taste test survey on different kinds of milk and other high calcium
foods. Real owl pellets to dissect and reconstruct the tiny
bones of the birds' prey using a bone guide.
Heart (Cardiology) Exhibit
board using children's artwork to teach the five preventable risk
factors that cause heart and brain attack: Weight, Activity,
Tobacco, Cholesterol, and High blood pressure. Toilet paper/paper
towel roll stethoscopes and stopwatches for participants to check
their heart rates before and after jogging in place. Favorite
heart-healthy snacks can be graphed. Of course, a cow heart in a
jar would be interesting for the brave at
Lungs (Respiratory) Exhibit
- Children set up an antismoking campaign with X-ed out cigarette
ads. A model of balloon and drinking straw lungs can
demonstrate how the lungs function. Children draw conclusions
about the dangers of tobacco.
Brain (Neurology) Exhibit -
Brainteasers, optical illusions, and Mensa games. Brain
sculptures made from Sculpy II. Diagrams of different animal
brains can be used for comparing and contrasting brain
Eyes (Ophthalmology) Exhibit
- Eye tests on the walls in the center to test vision, depth
perception, color blindness, and field of vision. A vast
array of eyeglasses and a mirror on display. Researched
information on the eye shown on eye mobiles.
Anesthesiology Exhibit -
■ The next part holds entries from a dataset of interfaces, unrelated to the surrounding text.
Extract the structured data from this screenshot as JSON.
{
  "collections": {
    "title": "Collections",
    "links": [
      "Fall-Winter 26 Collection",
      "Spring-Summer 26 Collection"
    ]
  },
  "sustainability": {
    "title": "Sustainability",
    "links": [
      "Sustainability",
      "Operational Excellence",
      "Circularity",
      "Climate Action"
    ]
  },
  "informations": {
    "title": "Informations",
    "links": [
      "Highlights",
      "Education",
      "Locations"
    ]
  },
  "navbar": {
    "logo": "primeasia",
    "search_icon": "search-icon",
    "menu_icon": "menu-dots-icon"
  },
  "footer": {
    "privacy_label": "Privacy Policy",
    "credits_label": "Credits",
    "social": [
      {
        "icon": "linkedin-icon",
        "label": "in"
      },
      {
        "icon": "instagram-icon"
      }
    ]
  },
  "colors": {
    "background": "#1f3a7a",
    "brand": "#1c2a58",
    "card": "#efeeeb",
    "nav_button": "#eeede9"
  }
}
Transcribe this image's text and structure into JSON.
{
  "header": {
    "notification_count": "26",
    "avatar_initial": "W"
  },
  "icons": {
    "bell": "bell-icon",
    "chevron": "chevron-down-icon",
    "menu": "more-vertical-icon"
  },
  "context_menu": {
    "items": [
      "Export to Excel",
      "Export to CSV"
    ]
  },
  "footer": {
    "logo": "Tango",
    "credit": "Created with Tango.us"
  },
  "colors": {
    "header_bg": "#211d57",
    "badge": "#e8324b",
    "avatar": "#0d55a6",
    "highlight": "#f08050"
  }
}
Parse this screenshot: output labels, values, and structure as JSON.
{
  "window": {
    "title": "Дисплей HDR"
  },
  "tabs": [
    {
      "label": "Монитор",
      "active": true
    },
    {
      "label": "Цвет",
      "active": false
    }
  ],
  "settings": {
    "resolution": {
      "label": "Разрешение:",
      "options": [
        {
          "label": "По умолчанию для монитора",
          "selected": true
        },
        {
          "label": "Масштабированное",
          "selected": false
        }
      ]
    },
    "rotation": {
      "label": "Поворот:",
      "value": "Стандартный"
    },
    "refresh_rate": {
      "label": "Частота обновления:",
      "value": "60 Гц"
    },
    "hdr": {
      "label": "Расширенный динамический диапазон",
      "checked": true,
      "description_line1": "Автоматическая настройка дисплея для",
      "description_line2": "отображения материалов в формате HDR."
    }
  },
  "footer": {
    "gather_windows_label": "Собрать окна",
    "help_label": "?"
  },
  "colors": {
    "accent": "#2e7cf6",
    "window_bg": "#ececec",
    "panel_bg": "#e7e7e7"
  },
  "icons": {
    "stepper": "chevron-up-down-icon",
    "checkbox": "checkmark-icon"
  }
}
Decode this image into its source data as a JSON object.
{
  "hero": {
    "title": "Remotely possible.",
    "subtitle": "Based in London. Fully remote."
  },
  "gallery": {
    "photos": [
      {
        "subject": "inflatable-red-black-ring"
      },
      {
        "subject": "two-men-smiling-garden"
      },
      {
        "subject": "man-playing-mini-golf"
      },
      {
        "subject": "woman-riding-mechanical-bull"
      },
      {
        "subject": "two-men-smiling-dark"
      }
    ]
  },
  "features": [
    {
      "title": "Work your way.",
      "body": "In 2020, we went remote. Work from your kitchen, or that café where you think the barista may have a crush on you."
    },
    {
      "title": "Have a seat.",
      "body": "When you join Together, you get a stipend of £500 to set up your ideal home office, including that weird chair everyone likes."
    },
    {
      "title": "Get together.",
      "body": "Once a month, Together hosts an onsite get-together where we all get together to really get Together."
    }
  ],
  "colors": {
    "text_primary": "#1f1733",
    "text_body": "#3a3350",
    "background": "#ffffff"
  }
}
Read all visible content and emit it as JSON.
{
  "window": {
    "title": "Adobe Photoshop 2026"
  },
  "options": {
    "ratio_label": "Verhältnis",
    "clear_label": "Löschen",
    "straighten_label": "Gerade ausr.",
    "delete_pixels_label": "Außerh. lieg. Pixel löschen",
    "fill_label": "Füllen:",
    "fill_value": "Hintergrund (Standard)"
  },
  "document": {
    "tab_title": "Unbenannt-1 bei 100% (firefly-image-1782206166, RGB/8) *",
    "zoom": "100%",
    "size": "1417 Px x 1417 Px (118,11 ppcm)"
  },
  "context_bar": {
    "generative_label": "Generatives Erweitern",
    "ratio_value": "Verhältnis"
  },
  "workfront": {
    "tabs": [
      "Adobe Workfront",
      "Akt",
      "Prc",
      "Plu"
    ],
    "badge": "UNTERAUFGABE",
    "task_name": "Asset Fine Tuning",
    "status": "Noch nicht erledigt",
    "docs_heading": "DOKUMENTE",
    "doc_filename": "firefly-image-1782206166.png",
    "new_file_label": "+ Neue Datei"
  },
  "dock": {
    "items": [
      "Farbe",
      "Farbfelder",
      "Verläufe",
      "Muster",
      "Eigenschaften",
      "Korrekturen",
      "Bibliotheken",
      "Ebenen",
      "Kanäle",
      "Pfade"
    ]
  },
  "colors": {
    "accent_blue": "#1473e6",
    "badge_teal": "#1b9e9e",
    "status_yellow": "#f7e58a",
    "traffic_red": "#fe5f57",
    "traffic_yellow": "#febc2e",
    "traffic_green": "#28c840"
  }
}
A mock surgery suite for role-playing, with real and child- created
equipment (such as breathing bag and tube) and the board game
Operation. Journals about surgery experiences are
- A pediatrician's office complete with details such as baby dolls,
stethoscopes, and tongue depressors. Facts about childhood
illnesses shown in a PowerPoint presentation. Children can
graph data on the number of classmates who have had measles,
chicken pox, and other childhood diseases.
The culminating experience for the project is a Saturday
family field trip to the John P. McGovern Museum of Health and
Medical Science in Houston, where the children can extend their
knowledge of the human body and
what they have learned during the comprehensive learning
Students are evaluated through written science journals that
record scientific findings, raise questions, and express thoughts
and feelings about the whole class medical project. Students
receive a participation grade on the whole-class research project
on moles, and a grade for their ability to work cooperatively
in a group setting. Students also have the opportunity to
evaluate themselves on the quality of the group work. A grade
is given on the independent research project based on points earned
on the following rubric:
- Sets research goals and meets them on a planning sheet - 10
- Research findings and conclusions are presented in written
form - 20 points,
- Organization of the research - 10 points,
- Product originality - 20 points,
- Neatness of product - 10 points,
- Presentation of product (verbal skills) - 20 points, and
- Sites at least three references for the research (one can be
Internet) - 10 points.
This lesson grabs the attention of the students at the onset of
the project and keeps them motivated through its duration.
The lesson is just as meaningful to the children as it is
fun. Children are naturally interested in their bodies, so
this project meets them at the center of their world. Any
time that students are allowed to make some choices in their
studies, their hearts and minds are captured. The project
enables the children to take some responsibility for their own
learning and allows them to soar to unbelievable educational
heights. The project is full of high-energy learning
activities that take into consideration individual learning styles
and integrate many academic subjects across the curriculum.
Hands-on projects like this one not only thrill young learners but
also inspire them to continue the learning process on their
own. The children are actively engaged in highly creative
endeavors that challenge and make them fall in love with
science. We think the key to the project's overwhelming
success lies in the fact that the students take on the role of
teachers and actually teach what they have learned through their
research to peers, parents, and the community. We are convinced
that these students learn more from this project than they can
learn from a year of textbook study or teacher lectures.
TMA Excellence in Science Teaching Awards -